= Beginning of Section =

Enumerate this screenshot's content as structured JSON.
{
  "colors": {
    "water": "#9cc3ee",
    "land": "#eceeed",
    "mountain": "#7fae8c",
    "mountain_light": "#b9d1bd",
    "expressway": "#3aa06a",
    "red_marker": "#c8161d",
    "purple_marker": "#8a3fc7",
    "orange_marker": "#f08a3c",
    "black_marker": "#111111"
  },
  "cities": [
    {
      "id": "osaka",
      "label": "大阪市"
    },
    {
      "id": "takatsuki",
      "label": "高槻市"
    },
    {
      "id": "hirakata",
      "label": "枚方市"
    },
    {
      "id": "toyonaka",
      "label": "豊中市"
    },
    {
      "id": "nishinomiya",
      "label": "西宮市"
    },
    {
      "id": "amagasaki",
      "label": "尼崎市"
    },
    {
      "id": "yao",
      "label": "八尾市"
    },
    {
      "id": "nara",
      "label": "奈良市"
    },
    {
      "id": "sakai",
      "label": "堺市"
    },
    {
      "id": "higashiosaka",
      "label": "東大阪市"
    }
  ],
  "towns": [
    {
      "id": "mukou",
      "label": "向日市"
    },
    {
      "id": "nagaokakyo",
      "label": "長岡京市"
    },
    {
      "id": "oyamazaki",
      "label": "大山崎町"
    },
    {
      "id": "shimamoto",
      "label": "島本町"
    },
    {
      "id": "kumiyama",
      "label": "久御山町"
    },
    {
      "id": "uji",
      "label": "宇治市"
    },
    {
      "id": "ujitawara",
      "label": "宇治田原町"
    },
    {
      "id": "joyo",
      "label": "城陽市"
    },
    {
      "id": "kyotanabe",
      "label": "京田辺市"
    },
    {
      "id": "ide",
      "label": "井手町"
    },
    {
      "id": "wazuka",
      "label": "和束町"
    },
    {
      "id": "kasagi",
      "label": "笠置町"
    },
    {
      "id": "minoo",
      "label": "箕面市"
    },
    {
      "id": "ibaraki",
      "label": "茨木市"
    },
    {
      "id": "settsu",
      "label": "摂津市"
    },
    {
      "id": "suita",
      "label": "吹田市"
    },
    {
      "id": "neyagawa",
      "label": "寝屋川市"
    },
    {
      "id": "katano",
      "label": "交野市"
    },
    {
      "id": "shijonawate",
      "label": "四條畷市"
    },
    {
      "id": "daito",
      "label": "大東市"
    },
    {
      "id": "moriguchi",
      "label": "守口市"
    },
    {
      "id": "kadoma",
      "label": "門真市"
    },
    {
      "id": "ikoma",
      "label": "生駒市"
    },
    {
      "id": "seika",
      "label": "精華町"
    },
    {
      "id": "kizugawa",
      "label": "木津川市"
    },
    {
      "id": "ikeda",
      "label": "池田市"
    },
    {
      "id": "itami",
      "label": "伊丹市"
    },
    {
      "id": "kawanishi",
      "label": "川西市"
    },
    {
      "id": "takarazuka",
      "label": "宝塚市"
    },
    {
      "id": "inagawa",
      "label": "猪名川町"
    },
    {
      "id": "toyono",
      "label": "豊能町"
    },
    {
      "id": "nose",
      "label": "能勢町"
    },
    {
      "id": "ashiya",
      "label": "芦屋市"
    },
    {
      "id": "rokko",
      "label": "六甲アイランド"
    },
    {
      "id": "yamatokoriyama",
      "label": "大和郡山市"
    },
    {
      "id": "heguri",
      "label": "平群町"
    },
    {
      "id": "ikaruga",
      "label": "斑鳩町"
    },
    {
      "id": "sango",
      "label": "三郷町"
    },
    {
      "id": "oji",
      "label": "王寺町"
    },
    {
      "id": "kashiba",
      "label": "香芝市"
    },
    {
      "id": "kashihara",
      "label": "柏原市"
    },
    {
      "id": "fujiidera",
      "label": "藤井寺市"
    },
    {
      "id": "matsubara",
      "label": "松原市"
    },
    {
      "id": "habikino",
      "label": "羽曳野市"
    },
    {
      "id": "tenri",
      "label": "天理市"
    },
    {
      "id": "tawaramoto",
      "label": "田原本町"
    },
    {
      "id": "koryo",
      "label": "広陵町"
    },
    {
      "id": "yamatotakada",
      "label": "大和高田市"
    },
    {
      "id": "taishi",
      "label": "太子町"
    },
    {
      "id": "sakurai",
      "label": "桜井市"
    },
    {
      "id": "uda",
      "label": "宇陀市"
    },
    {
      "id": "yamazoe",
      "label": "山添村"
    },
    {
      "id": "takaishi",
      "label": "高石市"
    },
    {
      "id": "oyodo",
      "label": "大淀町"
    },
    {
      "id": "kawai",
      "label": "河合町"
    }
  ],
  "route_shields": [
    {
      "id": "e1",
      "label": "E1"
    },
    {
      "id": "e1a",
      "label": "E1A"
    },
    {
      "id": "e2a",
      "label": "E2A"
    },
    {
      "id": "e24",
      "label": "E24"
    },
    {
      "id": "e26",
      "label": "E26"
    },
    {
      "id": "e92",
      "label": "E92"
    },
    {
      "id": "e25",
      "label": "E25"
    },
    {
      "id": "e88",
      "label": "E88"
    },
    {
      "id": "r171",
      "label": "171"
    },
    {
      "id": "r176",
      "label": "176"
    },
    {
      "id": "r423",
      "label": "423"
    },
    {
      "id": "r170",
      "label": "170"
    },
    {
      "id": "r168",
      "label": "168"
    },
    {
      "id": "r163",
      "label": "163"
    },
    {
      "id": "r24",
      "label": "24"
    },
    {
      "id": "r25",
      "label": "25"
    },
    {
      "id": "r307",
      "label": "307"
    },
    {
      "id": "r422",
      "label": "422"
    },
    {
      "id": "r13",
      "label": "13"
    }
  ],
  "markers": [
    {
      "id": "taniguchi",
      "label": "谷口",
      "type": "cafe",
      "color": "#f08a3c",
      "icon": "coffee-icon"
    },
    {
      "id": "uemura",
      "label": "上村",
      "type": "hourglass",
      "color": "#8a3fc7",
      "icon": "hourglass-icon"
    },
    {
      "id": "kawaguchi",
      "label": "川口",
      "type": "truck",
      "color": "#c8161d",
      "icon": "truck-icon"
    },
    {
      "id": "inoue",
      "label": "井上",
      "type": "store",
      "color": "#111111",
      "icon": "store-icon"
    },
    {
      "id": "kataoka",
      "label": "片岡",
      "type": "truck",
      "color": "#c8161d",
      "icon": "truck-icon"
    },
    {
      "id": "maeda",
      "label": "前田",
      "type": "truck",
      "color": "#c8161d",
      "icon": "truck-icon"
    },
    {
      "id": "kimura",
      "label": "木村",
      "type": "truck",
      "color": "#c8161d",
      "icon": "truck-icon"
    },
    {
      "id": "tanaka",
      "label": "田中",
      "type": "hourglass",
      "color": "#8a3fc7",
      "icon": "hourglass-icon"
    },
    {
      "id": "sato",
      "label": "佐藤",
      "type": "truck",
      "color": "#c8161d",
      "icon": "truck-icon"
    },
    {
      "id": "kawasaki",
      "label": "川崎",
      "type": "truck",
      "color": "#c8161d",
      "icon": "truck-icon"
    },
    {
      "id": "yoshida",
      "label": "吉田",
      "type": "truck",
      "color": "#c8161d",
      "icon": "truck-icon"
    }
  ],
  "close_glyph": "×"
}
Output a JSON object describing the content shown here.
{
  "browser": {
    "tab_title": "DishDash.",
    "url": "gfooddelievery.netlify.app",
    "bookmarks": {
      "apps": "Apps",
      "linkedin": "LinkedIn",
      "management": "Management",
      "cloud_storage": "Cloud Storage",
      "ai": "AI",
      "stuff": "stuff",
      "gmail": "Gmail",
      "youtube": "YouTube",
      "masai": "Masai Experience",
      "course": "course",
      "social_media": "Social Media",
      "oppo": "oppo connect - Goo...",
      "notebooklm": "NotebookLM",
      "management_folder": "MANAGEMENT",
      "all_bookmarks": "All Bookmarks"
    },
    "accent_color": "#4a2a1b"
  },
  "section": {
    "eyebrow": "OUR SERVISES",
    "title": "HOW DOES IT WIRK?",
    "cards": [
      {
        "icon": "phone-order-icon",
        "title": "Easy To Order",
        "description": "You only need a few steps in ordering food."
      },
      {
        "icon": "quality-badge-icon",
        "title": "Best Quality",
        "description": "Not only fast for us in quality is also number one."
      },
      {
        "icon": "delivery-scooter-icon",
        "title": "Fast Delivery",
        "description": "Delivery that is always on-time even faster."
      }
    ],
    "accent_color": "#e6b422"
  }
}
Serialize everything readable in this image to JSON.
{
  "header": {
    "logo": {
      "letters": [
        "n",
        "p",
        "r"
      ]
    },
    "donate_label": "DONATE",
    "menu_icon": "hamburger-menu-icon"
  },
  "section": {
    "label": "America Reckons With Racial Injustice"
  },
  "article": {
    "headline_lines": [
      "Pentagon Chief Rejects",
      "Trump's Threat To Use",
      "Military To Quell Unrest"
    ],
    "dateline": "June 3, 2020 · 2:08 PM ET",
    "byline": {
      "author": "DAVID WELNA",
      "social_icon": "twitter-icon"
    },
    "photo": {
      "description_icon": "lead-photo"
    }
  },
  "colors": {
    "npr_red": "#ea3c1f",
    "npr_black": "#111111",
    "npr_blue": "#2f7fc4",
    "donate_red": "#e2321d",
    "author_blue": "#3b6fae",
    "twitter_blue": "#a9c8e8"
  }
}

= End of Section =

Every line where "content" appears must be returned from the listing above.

Enumerate this screenshot's content as structured JSON.
Output a JSON object describing the content shown here.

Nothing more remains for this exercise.